Extracted records:
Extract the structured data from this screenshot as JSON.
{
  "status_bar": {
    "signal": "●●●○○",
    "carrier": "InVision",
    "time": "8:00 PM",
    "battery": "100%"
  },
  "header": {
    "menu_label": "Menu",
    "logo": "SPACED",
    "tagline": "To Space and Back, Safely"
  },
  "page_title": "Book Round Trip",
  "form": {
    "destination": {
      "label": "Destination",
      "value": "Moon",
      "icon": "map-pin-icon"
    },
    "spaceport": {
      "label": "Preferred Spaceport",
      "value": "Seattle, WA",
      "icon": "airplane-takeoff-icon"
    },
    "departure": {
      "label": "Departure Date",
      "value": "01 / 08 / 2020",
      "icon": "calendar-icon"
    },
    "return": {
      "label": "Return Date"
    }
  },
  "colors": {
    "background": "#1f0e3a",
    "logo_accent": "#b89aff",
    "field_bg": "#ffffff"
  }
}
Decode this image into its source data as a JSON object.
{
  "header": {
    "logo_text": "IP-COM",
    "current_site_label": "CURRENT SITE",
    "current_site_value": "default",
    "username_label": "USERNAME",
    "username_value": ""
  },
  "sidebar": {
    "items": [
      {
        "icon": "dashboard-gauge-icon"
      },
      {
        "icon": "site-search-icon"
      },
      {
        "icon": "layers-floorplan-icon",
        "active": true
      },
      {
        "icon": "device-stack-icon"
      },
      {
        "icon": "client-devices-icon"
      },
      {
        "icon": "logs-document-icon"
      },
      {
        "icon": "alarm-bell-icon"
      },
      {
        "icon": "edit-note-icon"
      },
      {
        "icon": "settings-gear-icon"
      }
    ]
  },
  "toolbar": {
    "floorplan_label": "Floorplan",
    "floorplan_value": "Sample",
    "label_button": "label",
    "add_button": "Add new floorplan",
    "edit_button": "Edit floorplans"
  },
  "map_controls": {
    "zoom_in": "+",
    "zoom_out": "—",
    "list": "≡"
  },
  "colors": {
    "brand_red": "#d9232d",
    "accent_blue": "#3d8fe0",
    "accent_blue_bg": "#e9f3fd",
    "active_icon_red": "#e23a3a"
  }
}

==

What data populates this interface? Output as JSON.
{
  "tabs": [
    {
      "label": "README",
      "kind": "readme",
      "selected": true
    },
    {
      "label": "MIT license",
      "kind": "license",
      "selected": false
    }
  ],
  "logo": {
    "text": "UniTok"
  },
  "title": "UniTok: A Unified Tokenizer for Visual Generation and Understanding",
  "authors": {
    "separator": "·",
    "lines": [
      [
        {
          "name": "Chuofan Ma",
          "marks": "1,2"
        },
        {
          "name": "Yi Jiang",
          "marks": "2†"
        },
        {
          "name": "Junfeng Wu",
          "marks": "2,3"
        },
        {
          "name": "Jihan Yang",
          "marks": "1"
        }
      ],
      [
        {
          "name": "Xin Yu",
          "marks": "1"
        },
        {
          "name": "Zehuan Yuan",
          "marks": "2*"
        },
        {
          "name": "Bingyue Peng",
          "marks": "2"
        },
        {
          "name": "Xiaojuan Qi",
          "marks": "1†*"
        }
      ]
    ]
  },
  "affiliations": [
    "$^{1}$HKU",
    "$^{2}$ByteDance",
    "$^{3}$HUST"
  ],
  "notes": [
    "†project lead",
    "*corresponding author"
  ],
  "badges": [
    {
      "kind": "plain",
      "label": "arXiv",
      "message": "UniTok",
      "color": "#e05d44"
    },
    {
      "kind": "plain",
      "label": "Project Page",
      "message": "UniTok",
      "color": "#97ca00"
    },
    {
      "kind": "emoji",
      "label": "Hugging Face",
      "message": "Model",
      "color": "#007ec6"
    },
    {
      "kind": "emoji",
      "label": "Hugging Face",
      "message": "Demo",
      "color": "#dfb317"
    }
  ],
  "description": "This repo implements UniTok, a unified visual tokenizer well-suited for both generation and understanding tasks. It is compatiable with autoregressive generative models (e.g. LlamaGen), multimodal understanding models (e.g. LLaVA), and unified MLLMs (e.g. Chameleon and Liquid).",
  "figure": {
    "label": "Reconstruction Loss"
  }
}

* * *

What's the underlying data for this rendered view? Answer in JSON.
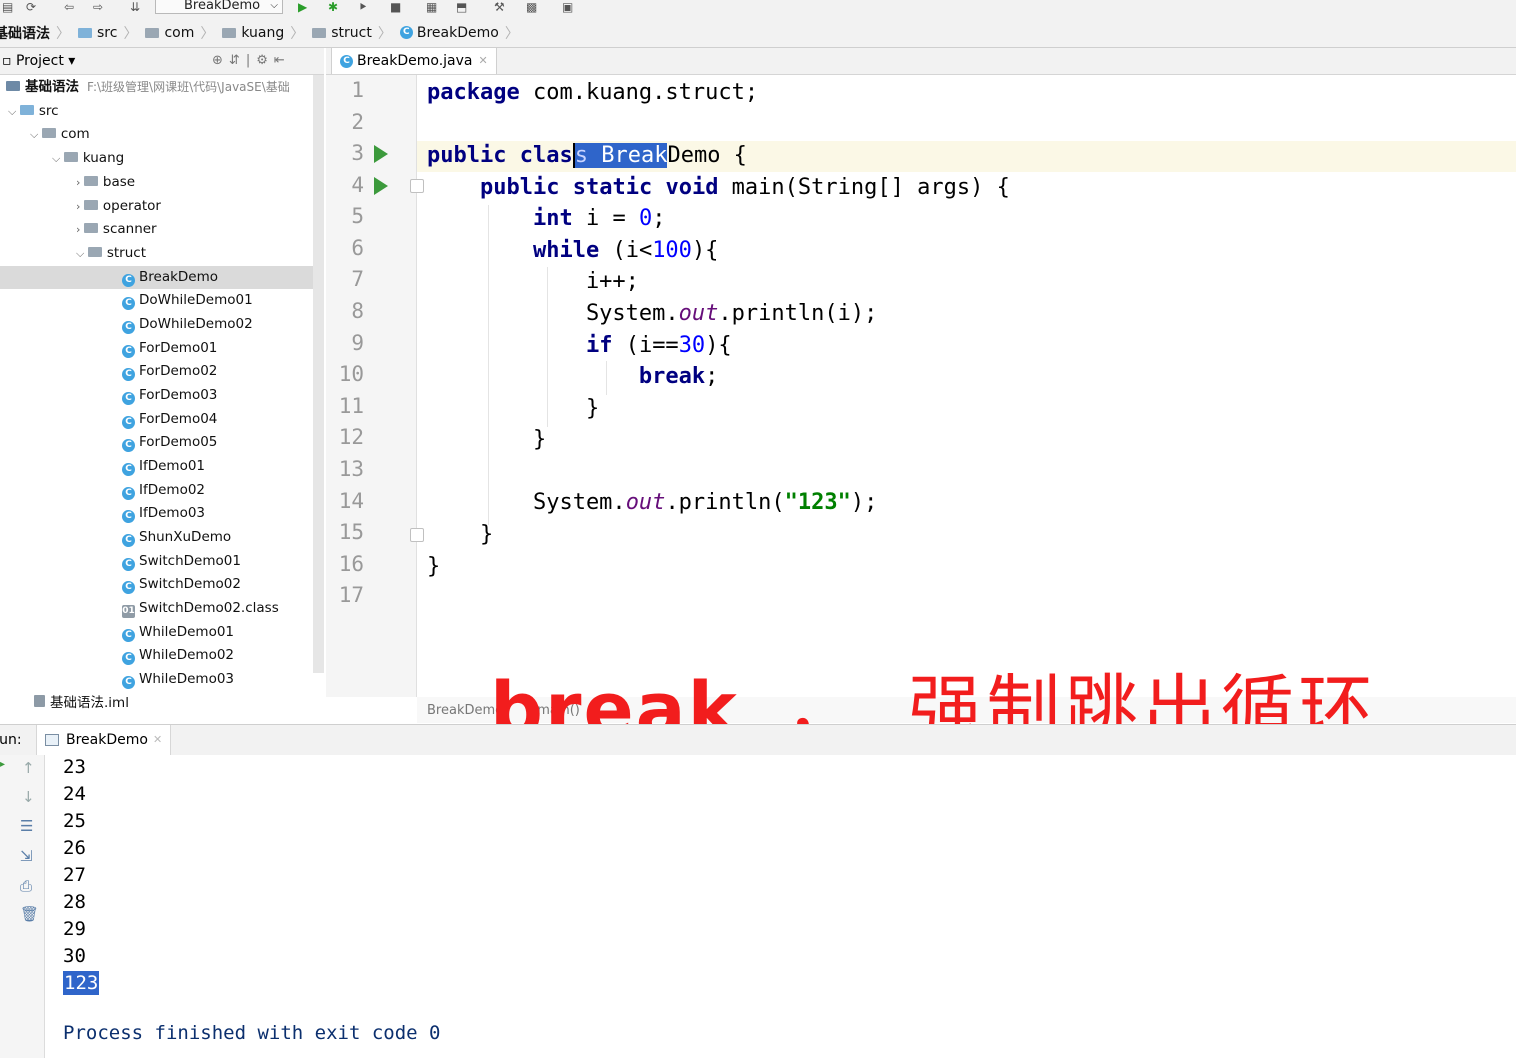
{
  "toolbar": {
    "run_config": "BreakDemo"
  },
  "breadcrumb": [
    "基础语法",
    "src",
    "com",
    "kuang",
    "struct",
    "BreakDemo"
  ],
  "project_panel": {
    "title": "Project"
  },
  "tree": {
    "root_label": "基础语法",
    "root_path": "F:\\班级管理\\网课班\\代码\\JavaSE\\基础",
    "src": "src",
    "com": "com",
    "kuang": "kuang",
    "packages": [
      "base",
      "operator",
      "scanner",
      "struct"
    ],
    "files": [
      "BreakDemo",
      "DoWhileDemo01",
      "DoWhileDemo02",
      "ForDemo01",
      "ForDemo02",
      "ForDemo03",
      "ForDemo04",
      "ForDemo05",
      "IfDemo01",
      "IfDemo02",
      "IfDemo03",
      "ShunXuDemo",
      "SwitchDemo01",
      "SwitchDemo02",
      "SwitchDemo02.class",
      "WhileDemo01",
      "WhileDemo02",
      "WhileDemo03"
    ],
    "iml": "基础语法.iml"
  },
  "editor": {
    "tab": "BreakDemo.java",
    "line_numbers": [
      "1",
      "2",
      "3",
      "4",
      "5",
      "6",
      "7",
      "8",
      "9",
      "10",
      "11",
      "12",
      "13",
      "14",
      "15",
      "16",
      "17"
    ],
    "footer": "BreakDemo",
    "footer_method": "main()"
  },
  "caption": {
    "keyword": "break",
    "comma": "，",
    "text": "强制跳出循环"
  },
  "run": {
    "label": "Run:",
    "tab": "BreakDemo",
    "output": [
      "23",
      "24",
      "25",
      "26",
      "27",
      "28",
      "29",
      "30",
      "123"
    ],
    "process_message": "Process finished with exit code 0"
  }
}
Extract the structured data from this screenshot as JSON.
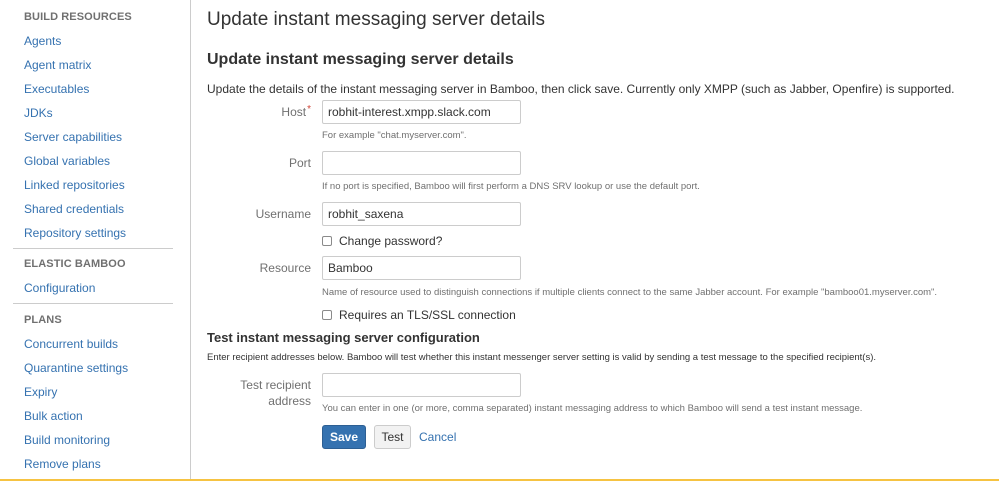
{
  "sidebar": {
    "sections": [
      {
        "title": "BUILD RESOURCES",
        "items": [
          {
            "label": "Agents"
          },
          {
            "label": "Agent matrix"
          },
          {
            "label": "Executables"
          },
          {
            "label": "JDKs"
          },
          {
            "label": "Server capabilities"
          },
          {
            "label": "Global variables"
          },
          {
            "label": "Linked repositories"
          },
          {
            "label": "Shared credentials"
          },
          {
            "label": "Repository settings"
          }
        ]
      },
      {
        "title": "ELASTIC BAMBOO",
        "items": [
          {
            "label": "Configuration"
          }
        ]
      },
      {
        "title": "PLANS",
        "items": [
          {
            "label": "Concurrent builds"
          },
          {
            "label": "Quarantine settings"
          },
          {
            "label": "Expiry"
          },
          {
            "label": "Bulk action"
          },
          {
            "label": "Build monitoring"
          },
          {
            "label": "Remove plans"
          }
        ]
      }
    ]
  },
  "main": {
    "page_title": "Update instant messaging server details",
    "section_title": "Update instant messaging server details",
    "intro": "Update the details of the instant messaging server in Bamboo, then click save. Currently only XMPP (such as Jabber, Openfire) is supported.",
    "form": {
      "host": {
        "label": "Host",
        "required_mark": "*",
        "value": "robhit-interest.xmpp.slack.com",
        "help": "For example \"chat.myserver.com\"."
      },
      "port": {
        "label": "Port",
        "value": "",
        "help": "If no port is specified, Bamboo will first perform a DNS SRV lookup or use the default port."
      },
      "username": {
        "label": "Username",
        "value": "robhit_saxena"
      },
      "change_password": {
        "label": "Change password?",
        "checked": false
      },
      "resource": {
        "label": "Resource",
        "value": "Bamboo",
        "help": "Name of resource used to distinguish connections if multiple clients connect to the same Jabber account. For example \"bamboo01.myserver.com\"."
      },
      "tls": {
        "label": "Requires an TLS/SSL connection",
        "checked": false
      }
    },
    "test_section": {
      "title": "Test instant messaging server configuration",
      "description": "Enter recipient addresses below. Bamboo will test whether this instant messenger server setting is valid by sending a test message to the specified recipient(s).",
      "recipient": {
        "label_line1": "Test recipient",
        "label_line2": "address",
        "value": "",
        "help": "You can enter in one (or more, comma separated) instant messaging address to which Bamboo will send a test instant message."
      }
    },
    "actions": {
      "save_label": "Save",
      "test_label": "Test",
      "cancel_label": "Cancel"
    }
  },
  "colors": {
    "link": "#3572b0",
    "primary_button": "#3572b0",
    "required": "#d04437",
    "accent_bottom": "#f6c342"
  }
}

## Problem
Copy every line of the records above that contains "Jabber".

## Exercise answer
    "intro": "Update the details of the instant messaging server in Bamboo, then click save. Currently only XMPP (such as Jabber, Openfire) is supported.",
        "help": "Name of resource used to distinguish connections if multiple clients connect to the same Jabber account. For example \"bamboo01.myserver.com\"."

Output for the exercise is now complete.